> _PROBLEM TO WORK ON_
Word for word, restate every entry that follows.

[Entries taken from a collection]
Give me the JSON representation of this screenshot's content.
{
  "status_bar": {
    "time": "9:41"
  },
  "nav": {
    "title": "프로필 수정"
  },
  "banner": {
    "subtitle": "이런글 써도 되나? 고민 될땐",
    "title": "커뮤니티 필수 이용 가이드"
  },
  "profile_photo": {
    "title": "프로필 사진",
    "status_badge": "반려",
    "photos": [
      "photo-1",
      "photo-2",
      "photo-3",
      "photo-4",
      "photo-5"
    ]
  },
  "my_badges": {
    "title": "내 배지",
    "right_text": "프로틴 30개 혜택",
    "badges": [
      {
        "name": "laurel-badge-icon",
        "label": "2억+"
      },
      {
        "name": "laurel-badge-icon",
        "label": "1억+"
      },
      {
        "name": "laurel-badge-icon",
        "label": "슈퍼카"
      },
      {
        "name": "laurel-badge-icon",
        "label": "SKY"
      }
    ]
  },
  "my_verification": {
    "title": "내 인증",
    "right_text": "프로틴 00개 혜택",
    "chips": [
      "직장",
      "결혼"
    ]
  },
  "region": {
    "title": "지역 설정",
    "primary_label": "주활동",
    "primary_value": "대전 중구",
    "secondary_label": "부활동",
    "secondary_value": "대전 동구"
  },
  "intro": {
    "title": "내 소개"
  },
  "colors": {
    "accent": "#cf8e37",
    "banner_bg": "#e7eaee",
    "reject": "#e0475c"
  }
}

> _ANSWER TO THIS TASK_
Give me the JSON representation of this screenshot's content.
{
  "status_bar": {
    "time": "9:41"
  },
  "nav": {
    "title": "프로필 수정"
  },
  "banner": {
    "subtitle": "이런글 써도 되나? 고민 될땐",
    "title": "커뮤니티 필수 이용 가이드"
  },
  "profile_photo": {
    "title": "프로필 사진",
    "status_badge": "반려",
    "photos": [
      "photo-1",
      "photo-2",
      "photo-3",
      "photo-4",
      "photo-5"
    ]
  },
  "my_badges": {
    "title": "내 배지",
    "right_text": "프로틴 30개 혜택",
    "badges": [
      {
        "name": "laurel-badge-icon",
        "label": "2억+"
      },
      {
        "name": "laurel-badge-icon",
        "label": "1억+"
      },
      {
        "name": "laurel-badge-icon",
        "label": "슈퍼카"
      },
      {
        "name": "laurel-badge-icon",
        "label": "SKY"
      }
    ]
  },
  "my_verification": {
    "title": "내 인증",
    "right_text": "프로틴 00개 혜택",
    "chips": [
      "직장",
      "결혼"
    ]
  },
  "region": {
    "title": "지역 설정",
    "primary_label": "주활동",
    "primary_value": "대전 중구",
    "secondary_label": "부활동",
    "secondary_value": "대전 동구"
  },
  "intro": {
    "title": "내 소개"
  },
  "colors": {
    "accent": "#cf8e37",
    "banner_bg": "#e7eaee",
    "reject": "#e0475c"
  }
}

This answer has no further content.